|Prior 10 Years||11.28%|
The performance data shown represent past performance, which is not a guarantee of future results. Investment returns and unit values will fluctuate so that units, when redeemed, may be worth more or less than their original cost. Investment Fund total return performance currently may be lower or higher than the figures stated above.
The total return performance data are based on a hypothetical investment of $1,000, which is redeemed at the end of the periods shown. The total return figures reflect the reinvestment of investment income and capital gains and losses, and are net of expenses which include a contract fee, an expense risk fee, administrative charges, a distribution expense charge and Underlying Funds fees and expenses.
The total return figures for periods extending beyond a year are average rates of return and do not reflect the Funds' actual year-to-year results, which varied over the periods shown. Contributions or withdrawals made within a period would experience different rates of return based on the unit values on the dates of such transactions.
Portfolio Turnover Rate(%): 35%**Excludes all short-term securities.
|Industry||% of Portfolio|
|Company||% of Portfolio|
|JPMorgan Chase & Co.||4.4%|
|Motorola Solutions, Inc.||3.4%|
|Lockheed Martin Corp.||3.3%|
|Merck & Co. Inc.||3.2%|
|UnitedHealth Group, Inc.||2.7%|
|Philip Morris International, Inc.||2.5%|
Mr. Govil has been a Senior Vice President, the Main Street Team Leader and a portfolio manager of the Sub-Adviser since May 2009. Prior to joining the Sub-Adviser, Mr. Govil was a portfolio manager with RS Investment Management Co. LLC from October 2006 until March 2009. He served as the head of equity investments at The Guardian Life Insurance Company of America from August 2005 to October 2006 when Guardian Life Insurance acquired an interest in RS Investment Management Co. LLC. He served as the lead portfolio manager - large cap blend/core equity, co-head of equities and head of equity research, from 2001 to July 2005, and was lead portfolio manager - core equity, from April 1996 to July 2005, at Mercantile Capital Advisers, Inc. Mr. Govil is a portfolio manager and officer of other portfolios in the OppenheimerFunds complex.
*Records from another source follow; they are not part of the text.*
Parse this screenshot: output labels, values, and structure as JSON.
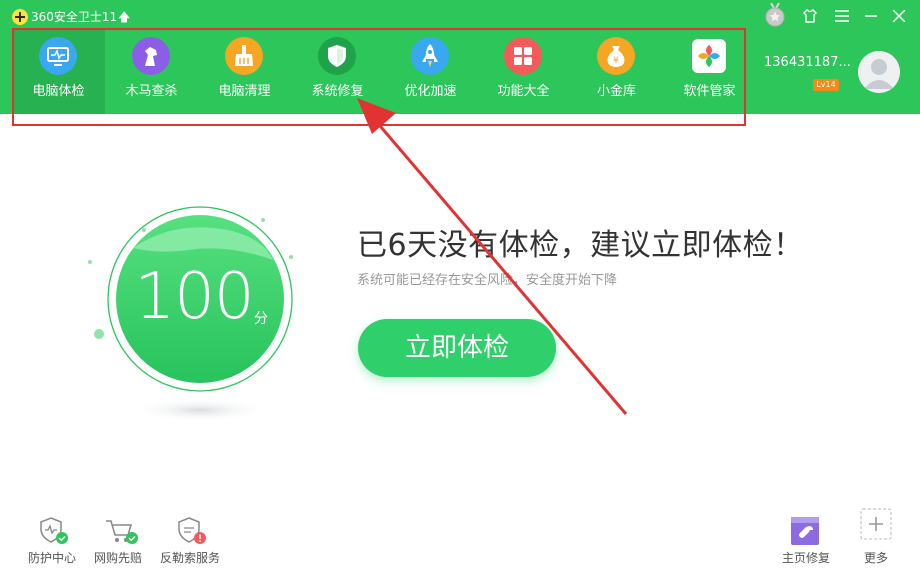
{
  "app": {
    "title": "360安全卫士11"
  },
  "nav": {
    "items": [
      {
        "label": "电脑体检",
        "icon": "monitor-check-icon",
        "color": "#3aa8f0"
      },
      {
        "label": "木马查杀",
        "icon": "horse-icon",
        "color": "#8c5ee8"
      },
      {
        "label": "电脑清理",
        "icon": "broom-icon",
        "color": "#f5a623"
      },
      {
        "label": "系统修复",
        "icon": "shield-icon",
        "color": "#1fa24a"
      },
      {
        "label": "优化加速",
        "icon": "rocket-icon",
        "color": "#3aa8f0"
      },
      {
        "label": "功能大全",
        "icon": "grid-icon",
        "color": "#f35b5b"
      },
      {
        "label": "小金库",
        "icon": "money-bag-icon",
        "color": "#f5a623"
      },
      {
        "label": "软件管家",
        "icon": "app-store-icon",
        "color": "#ffffff"
      }
    ],
    "active_index": 0
  },
  "user": {
    "name": "136431187...",
    "level": "Lv14"
  },
  "score": {
    "value": "100",
    "unit": "分"
  },
  "main": {
    "headline": "已6天没有体检，建议立即体检！",
    "subline": "系统可能已经存在安全风险，安全度开始下降",
    "button": "立即体检"
  },
  "bottom_left": [
    {
      "label": "防护中心",
      "icon": "shield-check-icon"
    },
    {
      "label": "网购先赔",
      "icon": "cart-check-icon"
    },
    {
      "label": "反勒索服务",
      "icon": "shield-alert-icon"
    }
  ],
  "bottom_right": [
    {
      "label": "主页修复",
      "icon": "wrench-icon"
    },
    {
      "label": "更多",
      "icon": "plus-icon"
    }
  ],
  "colors": {
    "brand": "#2cc65a",
    "accent": "#2fcf6b",
    "annotation": "#e23333"
  }
}
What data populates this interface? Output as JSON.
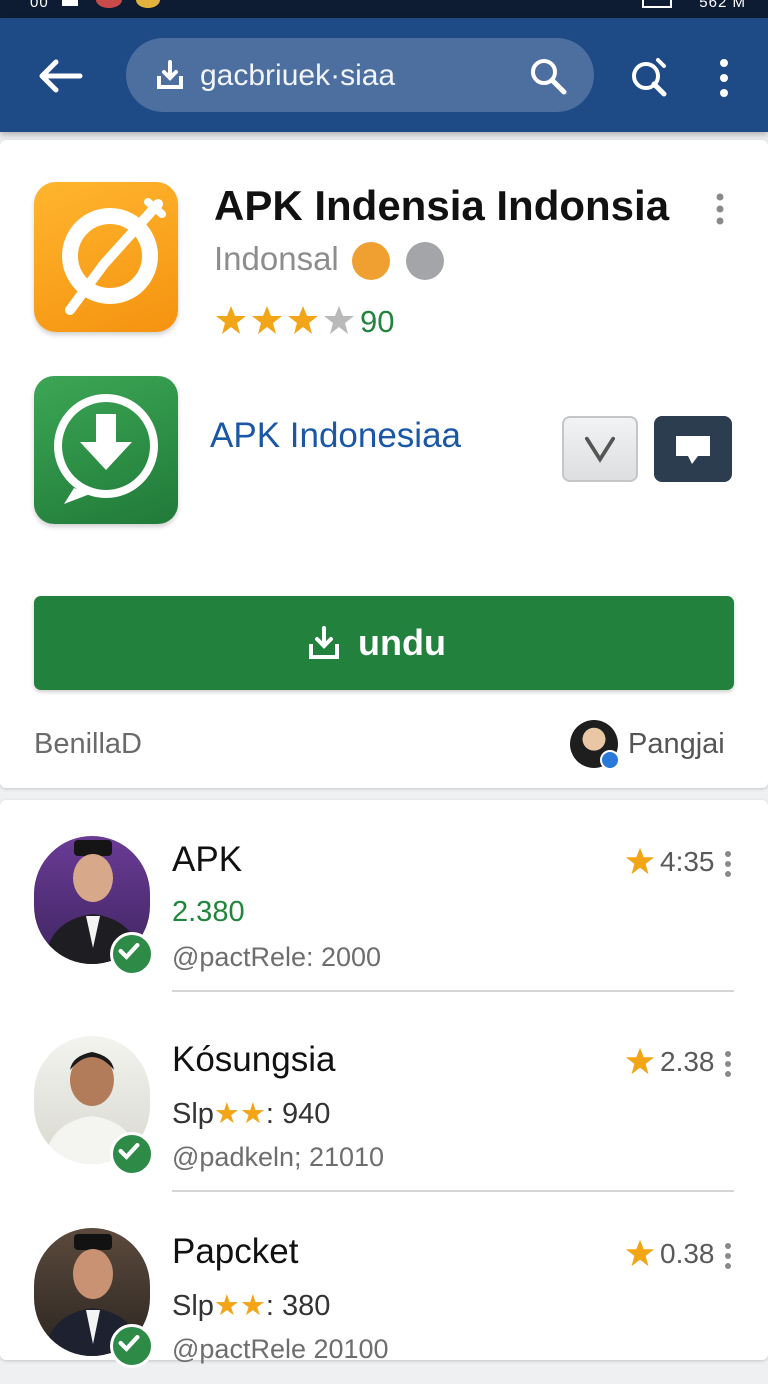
{
  "status": {
    "time": "00",
    "right_text": "562 M"
  },
  "appbar": {
    "url_text": "gacbriuek·siaa"
  },
  "app": {
    "title": "APK Indensia Indonsia",
    "developer": "Indonsal",
    "rating": "90",
    "rating_stars": 3,
    "subtitle": "APK Indonesiaa",
    "install_label": "undu",
    "footer_left": "BenillaD",
    "footer_right": "Pangjai"
  },
  "list": [
    {
      "name": "APK",
      "meta": "2.380",
      "meta_stars": 0,
      "handle": "@pactRele: 2000",
      "rating": "4:35",
      "meta_green": true
    },
    {
      "name": "Kósungsia",
      "meta_prefix": "Slp",
      "meta": ": 940",
      "meta_stars": 2,
      "handle": "@padkeln; 21010",
      "rating": "2.38",
      "meta_green": false
    },
    {
      "name": "Papcket",
      "meta_prefix": "Slp",
      "meta": ": 380",
      "meta_stars": 2,
      "handle": "@pactRele 20100",
      "rating": "0.38",
      "meta_green": false
    }
  ],
  "colors": {
    "appbar": "#1e4a86",
    "install": "#23813e",
    "accent_blue": "#1a58a6",
    "star": "#f2a516"
  },
  "icons": [
    "back-arrow-icon",
    "download-icon",
    "search-icon",
    "quick-search-icon",
    "more-vert-icon",
    "star-icon",
    "verified-check-icon"
  ]
}
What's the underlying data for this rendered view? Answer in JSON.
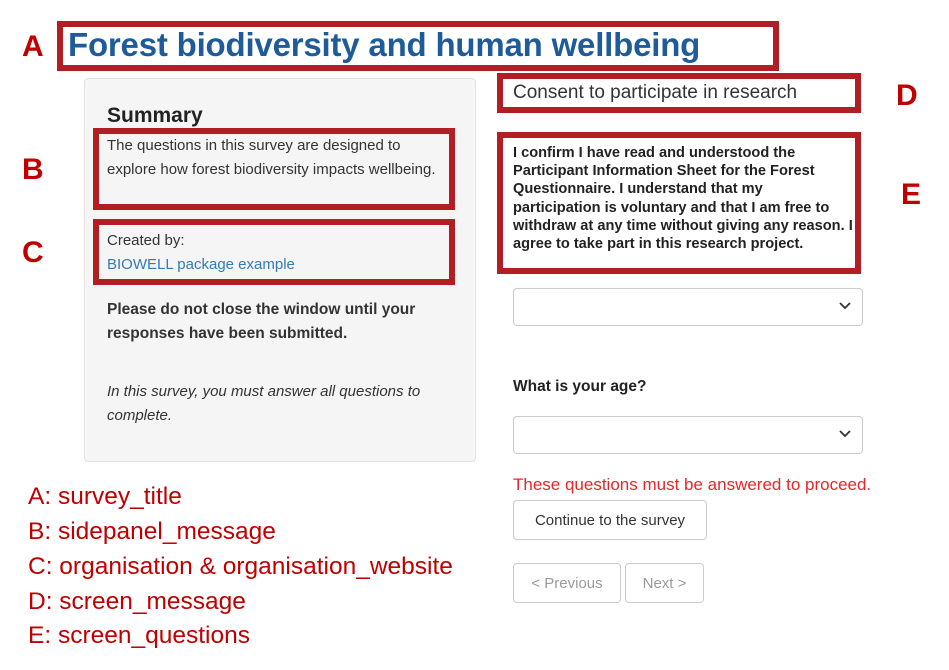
{
  "survey": {
    "title": "Forest biodiversity and human wellbeing"
  },
  "sidebar": {
    "heading": "Summary",
    "message": "The questions in this survey are designed to explore how forest biodiversity impacts wellbeing.",
    "created_by_label": "Created by:",
    "organisation_link": "BIOWELL package example",
    "close_warning": "Please do not close the window until your responses have been submitted.",
    "answer_all_note": "In this survey, you must answer all questions to complete."
  },
  "main": {
    "screen_message": "Consent to participate in research",
    "consent_text": "I confirm I have read and understood the Participant Information Sheet for the Forest Questionnaire. I understand that my participation is voluntary and that I am free to withdraw at any time without giving any reason. I agree to take part in this research project.",
    "consent_select_value": "",
    "age_label": "What is your age?",
    "age_select_value": "",
    "error_message": "These questions must be answered to proceed.",
    "continue_label": "Continue to the survey",
    "previous_label": "< Previous",
    "next_label": "Next >"
  },
  "annotation": {
    "markers": [
      "A",
      "B",
      "C",
      "D",
      "E"
    ],
    "legend": [
      "A: survey_title",
      "B: sidepanel_message",
      "C: organisation & organisation_website",
      "D: screen_message",
      "E: screen_questions"
    ],
    "color": "#c00000"
  }
}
Mr. Ram has been a Vice President of the Sub-Adviser since May 2009 and a Senior Portfolio Manager of the Sub-Adviser since January 2011. Mr. Ram was a Portfolio Manager of the Sub-Adviser from May 2009 to January 2011. Prior to joining the Sub-Adviser, Mr. Ram was sector manager for financial investments and a co-portfolio manager for mid-cap portfolios with the RS Core Equity Team of RS Investment Management Co. LLC from October 2006 to May 2009. He served as Portfolio Manager Mid Cap Strategies, Sector Manager Financials at The Guardian Life Insurance Company of America from January 2006 to October 2006 when Guardian Life Insurance acquired an interest in RS Investment Management Co. LLC. He was a financial analyst, from 2003 to 2005, and co-portfolio manager, from 2005 to 2006, at Mercantile Capital Advisers, Inc. Mr. Ram was a bank analyst at Legg Mason Securities from 2000 to 2003 and was a senior financial analyst at the CitiFinancial division of Citigroup, Inc. from 1997 to 2000. Mr. Ram is a portfolio manager and officer of other portfolios in the OppenheimerFunds complex. Mr. Larson has been a Vice President of the Sub-Adviser and portfolio manager of the Main Street Team since January 2013. Prior to joining the Sub-Adviser, he was a portfolio manager and Chief Equity Strategist at Morningstar. He was previously an analyst at Morningstar covering the energy sector and oversaw the firm’s natural resources analysts. Prior to joining Morningstar in 2002, Mr. Larson was an analyst with The Motley Fool. Mr. Larson is a portfolio manager and officer of other portfolios in the OppenheimerFunds complex.